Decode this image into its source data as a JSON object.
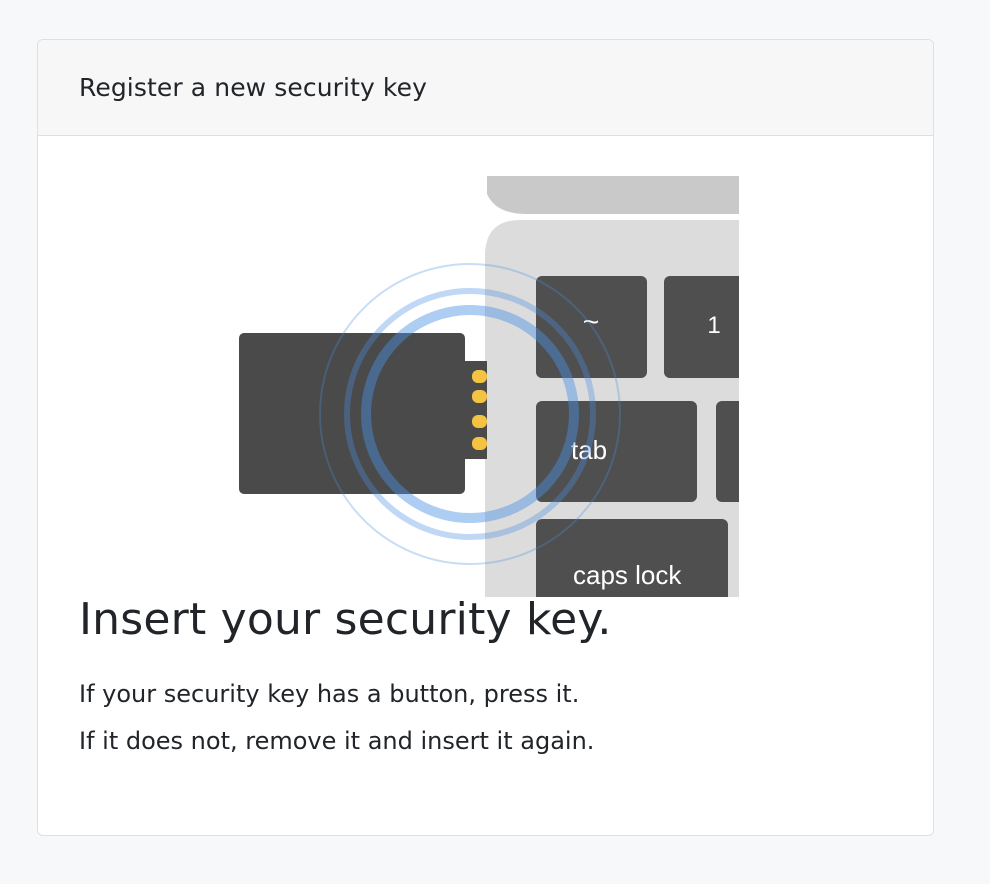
{
  "card": {
    "title": "Register a new security key"
  },
  "illustration": {
    "keys": {
      "tilde": "~",
      "one": "1",
      "tab": "tab",
      "caps_lock": "caps lock"
    },
    "colors": {
      "key_body": "#4a4a4a",
      "contacts": "#f5c342",
      "keyboard_bg": "#dcdcdc",
      "keyboard_top": "#c9c9c9",
      "ripple": "#4a90e2"
    }
  },
  "main": {
    "headline": "Insert your security key.",
    "instruction_1": "If your security key has a button, press it.",
    "instruction_2": "If it does not, remove it and insert it again."
  }
}
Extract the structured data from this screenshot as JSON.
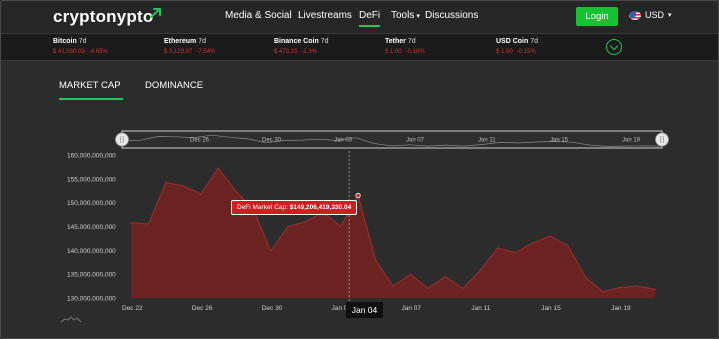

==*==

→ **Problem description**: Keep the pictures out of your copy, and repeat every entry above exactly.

→ **Answer for this exercise**:
Decode this image into its source data as a JSON object.
{
  "card": {
    "title": "Register a new security key"
  },
  "illustration": {
    "keys": {
      "tilde": "~",
      "one": "1",
      "tab": "tab",
      "caps_lock": "caps lock"
    },
    "colors": {
      "key_body": "#4a4a4a",
      "contacts": "#f5c342",
      "keyboard_bg": "#dcdcdc",
      "keyboard_top": "#c9c9c9",
      "ripple": "#4a90e2"
    }
  },
  "main": {
    "headline": "Insert your security key.",
    "instruction_1": "If your security key has a button, press it.",
    "instruction_2": "If it does not, remove it and insert it again."
  }
}
Extract the structured data from this screenshot as JSON.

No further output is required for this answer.